MATERIAL SUPPLIED.
- - -

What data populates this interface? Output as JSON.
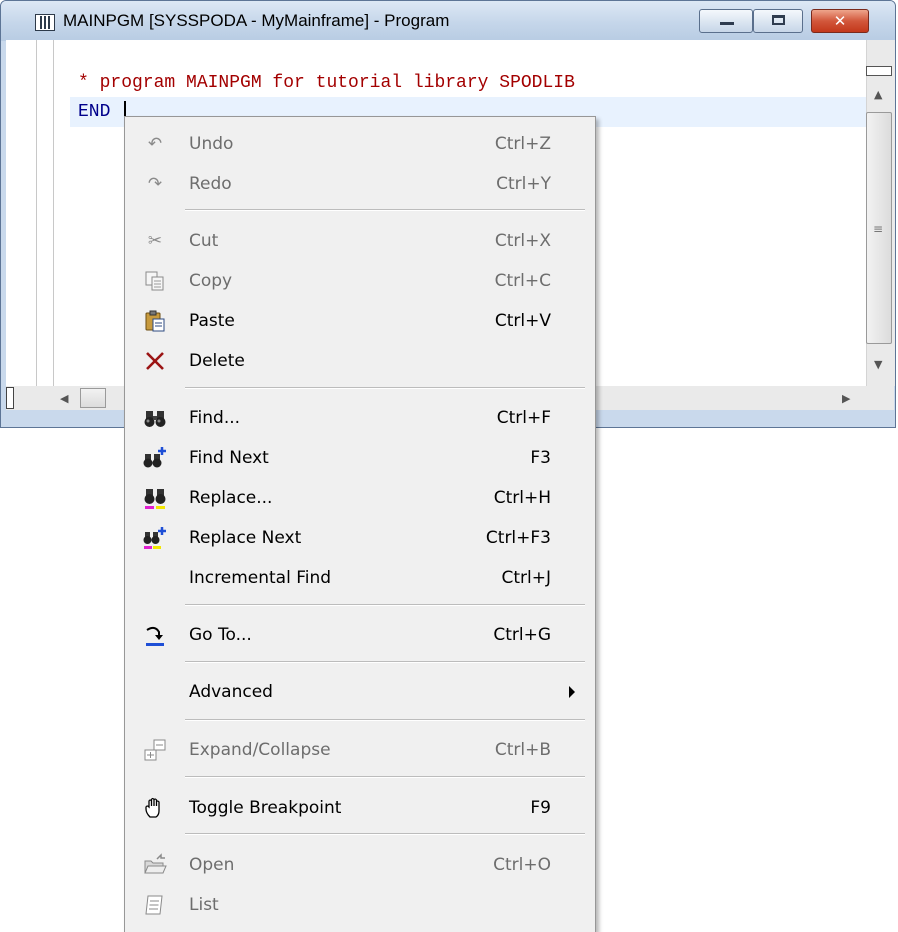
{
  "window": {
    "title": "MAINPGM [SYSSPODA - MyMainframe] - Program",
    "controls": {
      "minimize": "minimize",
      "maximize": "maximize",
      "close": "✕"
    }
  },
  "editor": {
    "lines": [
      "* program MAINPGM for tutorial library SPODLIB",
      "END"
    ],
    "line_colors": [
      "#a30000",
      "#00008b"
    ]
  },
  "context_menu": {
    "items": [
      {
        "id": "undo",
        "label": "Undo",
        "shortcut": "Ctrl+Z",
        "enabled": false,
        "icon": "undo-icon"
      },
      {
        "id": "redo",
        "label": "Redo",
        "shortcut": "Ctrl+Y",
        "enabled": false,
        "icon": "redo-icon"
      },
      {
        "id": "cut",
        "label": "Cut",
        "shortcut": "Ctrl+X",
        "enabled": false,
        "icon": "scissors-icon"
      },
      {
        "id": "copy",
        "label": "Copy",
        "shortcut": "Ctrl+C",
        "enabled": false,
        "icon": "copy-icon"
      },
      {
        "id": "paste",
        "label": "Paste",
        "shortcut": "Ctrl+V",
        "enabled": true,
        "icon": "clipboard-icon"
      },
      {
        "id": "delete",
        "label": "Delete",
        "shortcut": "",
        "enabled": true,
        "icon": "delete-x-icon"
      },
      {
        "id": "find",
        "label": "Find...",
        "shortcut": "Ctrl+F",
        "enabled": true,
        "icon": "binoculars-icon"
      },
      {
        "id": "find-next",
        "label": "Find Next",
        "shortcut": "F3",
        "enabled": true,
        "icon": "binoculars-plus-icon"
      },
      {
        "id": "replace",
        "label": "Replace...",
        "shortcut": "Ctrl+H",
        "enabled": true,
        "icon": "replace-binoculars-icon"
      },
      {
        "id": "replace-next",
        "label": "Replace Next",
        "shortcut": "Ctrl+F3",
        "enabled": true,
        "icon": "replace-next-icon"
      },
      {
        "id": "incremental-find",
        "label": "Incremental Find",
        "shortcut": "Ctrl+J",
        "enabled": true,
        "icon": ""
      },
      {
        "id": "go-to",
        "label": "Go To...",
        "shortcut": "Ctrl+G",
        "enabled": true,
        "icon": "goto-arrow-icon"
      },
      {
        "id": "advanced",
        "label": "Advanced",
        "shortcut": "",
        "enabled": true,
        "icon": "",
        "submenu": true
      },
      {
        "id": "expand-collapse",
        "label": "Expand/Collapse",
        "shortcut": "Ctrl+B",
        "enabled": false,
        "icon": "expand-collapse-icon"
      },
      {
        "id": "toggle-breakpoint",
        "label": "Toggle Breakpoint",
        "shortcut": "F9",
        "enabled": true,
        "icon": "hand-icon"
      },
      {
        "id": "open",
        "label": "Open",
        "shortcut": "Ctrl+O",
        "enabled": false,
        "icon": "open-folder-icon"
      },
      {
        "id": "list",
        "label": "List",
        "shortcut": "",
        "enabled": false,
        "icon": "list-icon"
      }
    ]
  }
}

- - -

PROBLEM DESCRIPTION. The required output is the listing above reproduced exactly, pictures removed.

TASK SOLUTION.
What data populates this interface? Output as JSON.
{
  "window": {
    "title": "MAINPGM [SYSSPODA - MyMainframe] - Program",
    "controls": {
      "minimize": "minimize",
      "maximize": "maximize",
      "close": "✕"
    }
  },
  "editor": {
    "lines": [
      "* program MAINPGM for tutorial library SPODLIB",
      "END"
    ],
    "line_colors": [
      "#a30000",
      "#00008b"
    ]
  },
  "context_menu": {
    "items": [
      {
        "id": "undo",
        "label": "Undo",
        "shortcut": "Ctrl+Z",
        "enabled": false,
        "icon": "undo-icon"
      },
      {
        "id": "redo",
        "label": "Redo",
        "shortcut": "Ctrl+Y",
        "enabled": false,
        "icon": "redo-icon"
      },
      {
        "id": "cut",
        "label": "Cut",
        "shortcut": "Ctrl+X",
        "enabled": false,
        "icon": "scissors-icon"
      },
      {
        "id": "copy",
        "label": "Copy",
        "shortcut": "Ctrl+C",
        "enabled": false,
        "icon": "copy-icon"
      },
      {
        "id": "paste",
        "label": "Paste",
        "shortcut": "Ctrl+V",
        "enabled": true,
        "icon": "clipboard-icon"
      },
      {
        "id": "delete",
        "label": "Delete",
        "shortcut": "",
        "enabled": true,
        "icon": "delete-x-icon"
      },
      {
        "id": "find",
        "label": "Find...",
        "shortcut": "Ctrl+F",
        "enabled": true,
        "icon": "binoculars-icon"
      },
      {
        "id": "find-next",
        "label": "Find Next",
        "shortcut": "F3",
        "enabled": true,
        "icon": "binoculars-plus-icon"
      },
      {
        "id": "replace",
        "label": "Replace...",
        "shortcut": "Ctrl+H",
        "enabled": true,
        "icon": "replace-binoculars-icon"
      },
      {
        "id": "replace-next",
        "label": "Replace Next",
        "shortcut": "Ctrl+F3",
        "enabled": true,
        "icon": "replace-next-icon"
      },
      {
        "id": "incremental-find",
        "label": "Incremental Find",
        "shortcut": "Ctrl+J",
        "enabled": true,
        "icon": ""
      },
      {
        "id": "go-to",
        "label": "Go To...",
        "shortcut": "Ctrl+G",
        "enabled": true,
        "icon": "goto-arrow-icon"
      },
      {
        "id": "advanced",
        "label": "Advanced",
        "shortcut": "",
        "enabled": true,
        "icon": "",
        "submenu": true
      },
      {
        "id": "expand-collapse",
        "label": "Expand/Collapse",
        "shortcut": "Ctrl+B",
        "enabled": false,
        "icon": "expand-collapse-icon"
      },
      {
        "id": "toggle-breakpoint",
        "label": "Toggle Breakpoint",
        "shortcut": "F9",
        "enabled": true,
        "icon": "hand-icon"
      },
      {
        "id": "open",
        "label": "Open",
        "shortcut": "Ctrl+O",
        "enabled": false,
        "icon": "open-folder-icon"
      },
      {
        "id": "list",
        "label": "List",
        "shortcut": "",
        "enabled": false,
        "icon": "list-icon"
      }
    ]
  }
}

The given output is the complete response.